HFK: And now for my last question for you. I’ve noticed that there’s a lot of love and care behind the scenes among the cast. And for you two, who play Mother and Daughter on stage but are much closer in friendship and in age off-stage, how does that affect your stage relationship?
Valerie: All I can say is… Just like in our previous play, I played the mother to Sandra [another Théâtre de la Ville actress who also plays one of the “actresses” in Six Characters]. I never feel the need to ask myself whether this is or isn’t “coherent,” even if we are only twelve years apart. In theatre, we have what we call, at least in French, a “convention” to suspend disbelief. So right now, Sarah may be playing my mother, and we understand each other really well, which is good because playing this relationship requires great emotional investment. We can support that off-stage. Our closeness strengthens the bond vital to plunging into the work together.
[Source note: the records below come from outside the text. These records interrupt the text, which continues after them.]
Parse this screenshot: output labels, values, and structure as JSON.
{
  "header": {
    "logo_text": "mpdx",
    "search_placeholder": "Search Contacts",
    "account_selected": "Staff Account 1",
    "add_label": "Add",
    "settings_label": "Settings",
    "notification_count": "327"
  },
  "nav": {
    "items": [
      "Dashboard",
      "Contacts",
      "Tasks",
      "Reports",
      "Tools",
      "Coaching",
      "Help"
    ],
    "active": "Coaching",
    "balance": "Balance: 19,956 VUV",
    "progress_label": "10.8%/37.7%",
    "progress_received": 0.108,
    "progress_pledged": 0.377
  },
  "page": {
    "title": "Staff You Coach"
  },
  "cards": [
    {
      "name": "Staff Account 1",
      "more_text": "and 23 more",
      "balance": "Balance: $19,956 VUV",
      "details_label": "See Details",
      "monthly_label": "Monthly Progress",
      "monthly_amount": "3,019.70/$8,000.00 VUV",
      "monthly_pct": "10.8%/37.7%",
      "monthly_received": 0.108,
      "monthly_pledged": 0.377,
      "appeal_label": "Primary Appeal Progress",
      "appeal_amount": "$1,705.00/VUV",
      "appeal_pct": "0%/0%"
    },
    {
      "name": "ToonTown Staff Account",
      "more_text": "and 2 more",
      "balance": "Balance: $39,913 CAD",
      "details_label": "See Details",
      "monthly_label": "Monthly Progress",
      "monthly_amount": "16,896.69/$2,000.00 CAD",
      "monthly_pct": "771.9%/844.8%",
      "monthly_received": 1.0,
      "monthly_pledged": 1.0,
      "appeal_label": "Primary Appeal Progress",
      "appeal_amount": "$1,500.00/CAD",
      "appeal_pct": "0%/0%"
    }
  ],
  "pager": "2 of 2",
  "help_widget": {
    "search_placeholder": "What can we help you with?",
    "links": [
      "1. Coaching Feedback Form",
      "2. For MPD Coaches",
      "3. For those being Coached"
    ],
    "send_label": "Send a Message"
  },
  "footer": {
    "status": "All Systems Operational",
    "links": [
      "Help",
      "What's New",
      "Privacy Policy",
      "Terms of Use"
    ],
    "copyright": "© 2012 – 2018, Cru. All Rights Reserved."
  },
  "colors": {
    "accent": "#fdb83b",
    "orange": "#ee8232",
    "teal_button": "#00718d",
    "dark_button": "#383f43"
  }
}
Sarah: For me it’s very similar. During the show I don’t think at all about the age difference. To feel Valerie as she plays her character, I do nothing more than to say “she’s my daughter.” That’s it, I don’t see the age at all. There’s also an understanding of our respective pains, because we know each other personally. That really gets me, it truly does. She does, her pain. She might not truly be her character, but we form an affinity, a bond.
We streamline into casual conversation, and soon enough arrive at the theater. An hour into the rehearsal, as everybody gets into costume and warms into their roles Valerie receives a phone call. Her youngest child isn’t feeling well. She ponders the symptoms, trying to figure the right remedy. There’s the natural concern of the working actress-mother in the midst of rehearsals. She seeks her stage-mother Sarah, a veteran mother in various senses, for reassurance. That’ll do it,” Sarah says. For a moment, the parallel lines of reality and fiction intersect, not unlike in the play, as the two women connect through maternity.
Interested in more? Look for Flores’s behind-the-scenes photo-essay covering his time with the company.